One thing I’ve learned is that my people like to be taken care of in different ways. During the holidays, I don’t buy my construction crew members a thing. Instead, I buy their wives and their children stuff, and they appreciate that way more. It’s just understanding and adjusting to what’s important to your people. For my designers, I’ve realized that a big part of it is trust. I mean, that’s every creative, right? You want to be able to know your work is good, and to work in a culture where you’re allowed to fail—but you fail fast and get back up. That’s something I’ve had to learn personally: I don’t like to fail, but I’ve had to learn to fail forward, and then encourage that culture within my company. The more you do that, the more you empower people
to do their best work.

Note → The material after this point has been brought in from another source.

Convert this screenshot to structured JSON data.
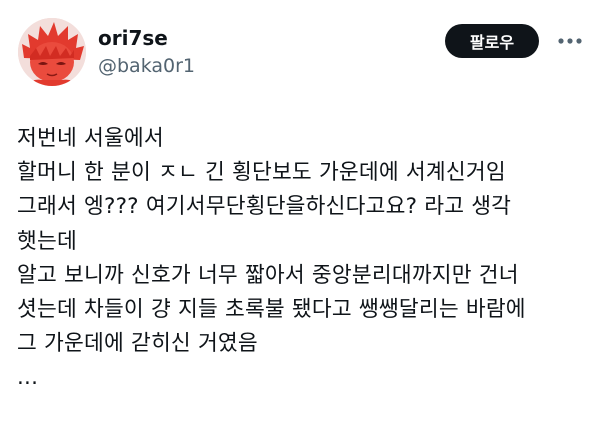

One of the challenging things about running a design-build business is getting your legal i’s dotted and t’s crossed on insurance, worker’s comp, general liability and contracts. Making sure that you really go through that with a good business lawyer and a good litigation lawyer is helpful. For example, I did an HR audit last year to look through all of my employee contracts in response to some new regulations that had come up. There’s a lot of paperwork required to keep on top of that stuff.
Designers are creatives, but I do think that, quite frankly, they have the skills to be able to expand into the construction side—way more than they think they do. Ultimately, I think it’s a better business model, especially if you’re doing a lot of remodeling and renovating projects already. I also think it’s fair to start small. If you don’t have a construction license yet, then you need to specify that there is somebody else who’s going to be doing the GC work, and who has a license to do that, but you can still take the same design-build approach. If you have a small bathroom remodel where you’re not moving the plumbing around, maybe you hire a small construction crew and negotiate with them: “OK, I’m going to get you this gig, and I’m going to be there talking you through everything,” and ask for a referral fee of 10 or 15 percent. You can build from there as you go.